Monday, June 4, 2012

After years of being told to "write to your video" now you have to "write to nothing"

Let's face it, nothing can screw up your life more than technology. Whether it's your cable service going out, your cell phone failing to get a signal, or your printer suddenly spitting out gibberish, your day can be thrown into crisis mode because of those 1s and 0s being out of psync.

It sometimes makes me long for the days when you got on the roof to rotate the antenna, had to wait fifteen minutes for apple pie to heat up in the gas oven because microwaves did not exist, and used the same telephone for fifty years. And, incredibly, everything worked a lot better and lasted a lot longer before the digital age.

Alas, it's a different world now. So after being taught you need to watch your video before writing your script, you have to do something backwards. Oh, you still have to write to your video... at least for the television version of your story. But now many of you are being required to write for the station's website. (You know, that thing your anchors tell viewers to visit twenty times every newscast rather than watch television.)

Problem is, writing for the web is very different than writing a television script. You can't reference video or nat sound as you would for broadcast, so you have to do everything backwards.

In other words, you have to become a newspaper reporter for part of your day.

Problem is, many people in this business have no experience in print journalism.

I started in newspapers, working for our college daily and then getting my first job at a local weekly.
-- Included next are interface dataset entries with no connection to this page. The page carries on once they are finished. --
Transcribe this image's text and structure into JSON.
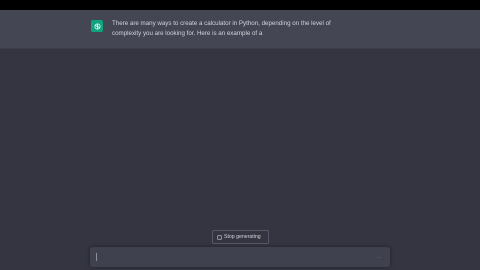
{
  "chat": {
    "assistant_message": "There are many ways to create a calculator in Python, depending on the level of\ncomplexity you are looking for. Here is an example of a"
  },
  "controls": {
    "stop_label": "Stop generating",
    "stop_icon": "stop-square-icon"
  },
  "composer": {
    "value": "",
    "send_icon": "send-icon"
  },
  "colors": {
    "background": "#343541",
    "assistant_row": "#444654",
    "avatar": "#10a37f",
    "input": "#40414f"
  }
}
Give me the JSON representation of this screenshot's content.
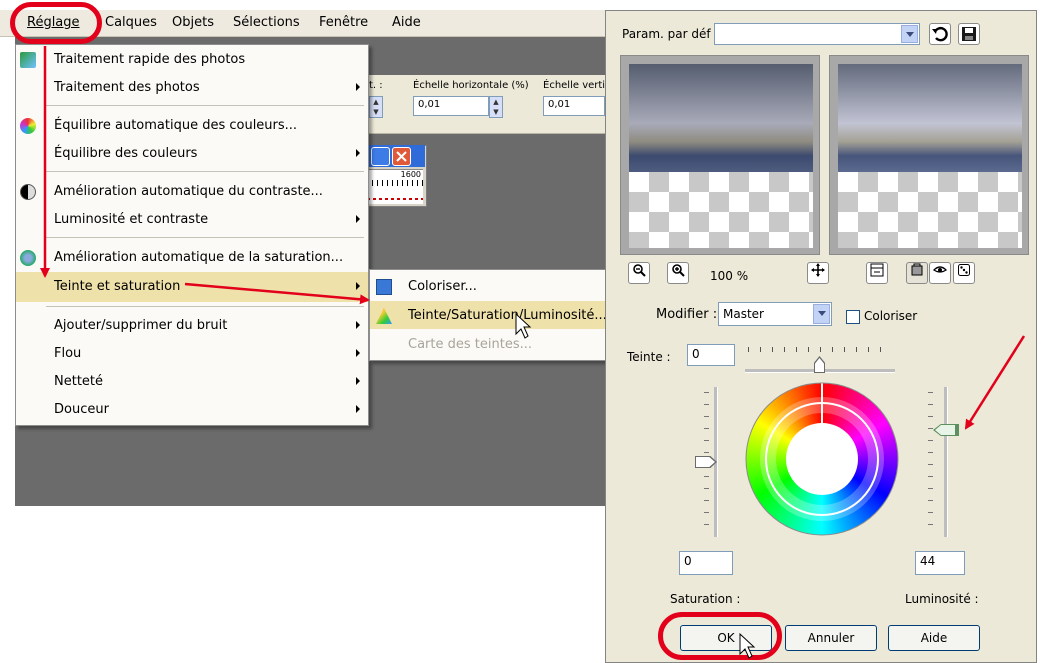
{
  "menubar": {
    "items": [
      "Réglage",
      "Calques",
      "Objets",
      "Sélections",
      "Fenêtre",
      "Aide"
    ]
  },
  "toolbar": {
    "scale_h_label": "Échelle horizontale (%)",
    "scale_v_label": "Échelle verti",
    "scale_h_value": "0,01",
    "scale_v_value": "0,01",
    "truncated_label": "t. :",
    "ruler_value": "1600"
  },
  "menu": {
    "items": [
      {
        "label": "Traitement rapide des photos",
        "submenu": false
      },
      {
        "label": "Traitement des photos",
        "submenu": true
      },
      {
        "label": "Équilibre automatique des couleurs...",
        "submenu": false
      },
      {
        "label": "Équilibre des couleurs",
        "submenu": true
      },
      {
        "label": "Amélioration automatique du contraste...",
        "submenu": false
      },
      {
        "label": "Luminosité et contraste",
        "submenu": true
      },
      {
        "label": "Amélioration automatique de la saturation...",
        "submenu": false
      },
      {
        "label": "Teinte et saturation",
        "submenu": true,
        "highlighted": true
      },
      {
        "label": "Ajouter/supprimer du bruit",
        "submenu": true
      },
      {
        "label": "Flou",
        "submenu": true
      },
      {
        "label": "Netteté",
        "submenu": true
      },
      {
        "label": "Douceur",
        "submenu": true
      }
    ]
  },
  "submenu": {
    "items": [
      {
        "label": "Coloriser...",
        "enabled": true
      },
      {
        "label": "Teinte/Saturation/Luminosité...",
        "enabled": true,
        "highlighted": true
      },
      {
        "label": "Carte des teintes...",
        "enabled": false
      }
    ]
  },
  "dialog": {
    "preset_label": "Param. par déf",
    "preset_value": "",
    "zoom_level": "100 %",
    "modifier_label": "Modifier :",
    "modifier_value": "Master",
    "colorize_label": "Coloriser",
    "colorize_checked": false,
    "hue_label": "Teinte :",
    "hue_value": "0",
    "saturation_value": "0",
    "saturation_label": "Saturation :",
    "luminosity_value": "44",
    "luminosity_label": "Luminosité :",
    "ok_label": "OK",
    "cancel_label": "Annuler",
    "help_label": "Aide"
  },
  "colors": {
    "annotation_red": "#e2001a",
    "menu_highlight": "#efe1aa",
    "dialog_bg": "#ece9d8",
    "titlebar_blue": "#2f6bd9"
  }
}
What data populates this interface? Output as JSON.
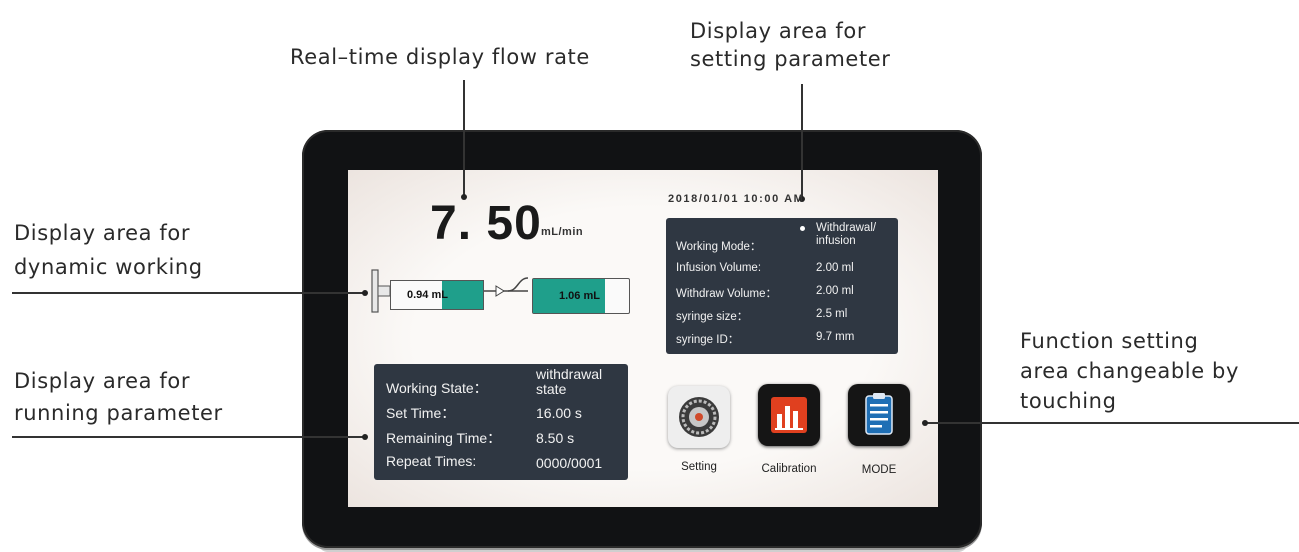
{
  "callouts": {
    "flow_rate": "Real–time display flow rate",
    "setting_param_line1": "Display area for",
    "setting_param_line2": "setting parameter",
    "dynamic_line1": "Display area for",
    "dynamic_line2": "dynamic working",
    "running_line1": "Display area for",
    "running_line2": "running parameter",
    "function_line1": "Function setting",
    "function_line2": "area changeable by",
    "function_line3": "touching"
  },
  "screen": {
    "flow_value": "7. 50",
    "flow_unit": "mL/min",
    "datetime": "2018/01/01  10:00 AM",
    "syringe_left_value": "0.94 mL",
    "syringe_right_value": "1.06 mL",
    "syringe_left_fill": 0.45,
    "syringe_right_fill": 0.75
  },
  "setting_panel": {
    "working_mode_label": "Working Mode：",
    "working_mode_value_line1": "Withdrawal/",
    "working_mode_value_line2": "infusion",
    "infusion_volume_label": "Infusion Volume:",
    "infusion_volume_value": "2.00  ml",
    "withdraw_volume_label": "Withdraw Volume：",
    "withdraw_volume_value": "2.00  ml",
    "syringe_size_label": "syringe size：",
    "syringe_size_value": "2.5   ml",
    "syringe_id_label": "syringe ID：",
    "syringe_id_value": "9.7   mm"
  },
  "running_panel": {
    "working_state_label": "Working State：",
    "working_state_value_line1": "withdrawal",
    "working_state_value_line2": "state",
    "set_time_label": "Set Time：",
    "set_time_value": "16.00  s",
    "remaining_time_label": "Remaining Time：",
    "remaining_time_value": "8.50   s",
    "repeat_times_label": "Repeat Times:",
    "repeat_times_value": "0000/0001"
  },
  "functions": {
    "setting_label": "Setting",
    "calibration_label": "Calibration",
    "mode_label": "MODE",
    "calibration_color": "#e0401f",
    "mode_color": "#1f6fb5"
  }
}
So I was brought up writing in the print style and had to learn to write for broadcast. In radio, I had to paint a picture with my words. In television, the photogs provided me with words and sound so I no longer had to describe what the viewer saw.

Then I started writing fiction and had to go backwards again after being told my a major author, "You don't have any setting in your stories. Readers need to see the image you've created." I had become so accustomed to writing to video that I'd forgotten readers of fiction needed to have a picture painted in their minds.

The same holds true when it comes to writing for the web.

Too many of you are simply cutting and pasting your TV script into the web. If you want to see how confusing this is to someone who reads your story and does nothing else, try listening to your story and not watching. Turn down the channel with the nat sound and just listen to your voice tracks and sound bites. Doesn't make as much sense, does it?

In the next post I'll go over some web writing techniques that will hopefully make you better web writers. So you're probably thinking, "Why are you spending so much time on this? I'm getting hired because of my resume tape, right?"

That's true, but all things being equal, being a good web writer is just another hat you can wear to make you more marketable in this wonderful digital age. (I'm being sarcastic with the part in italics, in case you didn't know.) The ability to write, and write well, has become more important.

Down the road your looks may fade, you may get sick of shooting your own video, but you'll still need a job. You might pick up a gig as a web writer.

Look, I'm not a fan of piling more work on overworked reporters, but if you've gotta do this anyway, you might as well do it right.

Next time. Web writing. Film at eleven. (And that, my friends, is how you don't write for the web.)


No comments: